We’ve seen controversy stem from the discussion. Adam Orth, a developer at Microsoft resigned from his position after stirring the hornets nest with Always Online talk. His approach wasn’t tactful. He told consumers to #DEALWITHIT via Twitter. Others have made better points, and more articulately. Cliff Bleszinski, formerly of Epic Games and Gears of War fame told readers of his blog that he thinks the future is one that is always online, and that “Technology doesn’t advance by worrying about the edge case.” The “edge case” being persons who don’t have reliable high-speed internet.
Ubisoft has recently jumped into the mix. In a recent interview with The Guardian, Yannis Mallat spoke about always online, and how he thinks the world is ready for it. “I would say that a lot of people are already always online through other devices – I would suspect that the audience is ready.”
And while the audience very well may be ready to reap the benefits of always online devices, the downfalls have been too awful to ignore. Which Mallat acknowledges in response to the Sim City example: “The answer lies in the question – as soon as players don’t have to worry, they can only take into account the benefits that those services bring.”

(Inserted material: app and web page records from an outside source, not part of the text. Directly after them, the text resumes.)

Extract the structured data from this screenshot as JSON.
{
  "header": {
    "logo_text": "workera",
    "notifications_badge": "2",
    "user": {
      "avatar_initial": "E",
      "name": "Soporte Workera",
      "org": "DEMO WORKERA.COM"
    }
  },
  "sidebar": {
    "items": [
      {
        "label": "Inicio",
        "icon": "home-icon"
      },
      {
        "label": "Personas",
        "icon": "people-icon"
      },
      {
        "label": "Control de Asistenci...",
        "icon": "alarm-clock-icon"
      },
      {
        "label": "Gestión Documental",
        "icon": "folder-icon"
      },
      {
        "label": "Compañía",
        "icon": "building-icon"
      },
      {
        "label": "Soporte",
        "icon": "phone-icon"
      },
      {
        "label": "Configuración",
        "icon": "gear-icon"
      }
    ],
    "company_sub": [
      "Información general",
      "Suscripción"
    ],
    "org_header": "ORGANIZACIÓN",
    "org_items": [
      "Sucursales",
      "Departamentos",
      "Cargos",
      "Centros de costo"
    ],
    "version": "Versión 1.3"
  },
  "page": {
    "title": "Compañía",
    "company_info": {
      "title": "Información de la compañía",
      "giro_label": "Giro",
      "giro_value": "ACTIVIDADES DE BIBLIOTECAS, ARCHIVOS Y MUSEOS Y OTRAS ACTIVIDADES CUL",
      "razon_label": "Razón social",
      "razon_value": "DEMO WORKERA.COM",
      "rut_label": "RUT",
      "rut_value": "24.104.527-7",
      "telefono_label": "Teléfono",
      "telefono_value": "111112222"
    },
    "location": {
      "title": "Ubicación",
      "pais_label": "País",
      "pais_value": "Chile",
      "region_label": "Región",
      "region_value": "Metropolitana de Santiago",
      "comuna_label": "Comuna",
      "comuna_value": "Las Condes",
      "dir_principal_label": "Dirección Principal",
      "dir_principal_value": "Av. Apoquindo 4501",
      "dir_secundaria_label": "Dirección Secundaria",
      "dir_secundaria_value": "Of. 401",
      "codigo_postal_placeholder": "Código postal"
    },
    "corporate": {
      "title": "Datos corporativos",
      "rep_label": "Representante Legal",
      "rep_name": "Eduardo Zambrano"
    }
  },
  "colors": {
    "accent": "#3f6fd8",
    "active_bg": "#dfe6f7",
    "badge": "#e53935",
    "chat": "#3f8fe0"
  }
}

This weekend we saw first hand what downtime on a network that people expect to be online does to its users. Now imagine you just paid $500 for a console that can’t be used because said service is down.
Always Online is just a rumor at this point for the Xbox 720 and PS4. There have also been rumors to the contrary. Rumors that say Microsoft has no intention of introducing such a technology to their next console. With the rumored May reveal of the next-gen Xbox rapidly approaching, and another dedicated PlayStation 4 reveal rumored prior to E3, these two companies should start clearing the air in short order.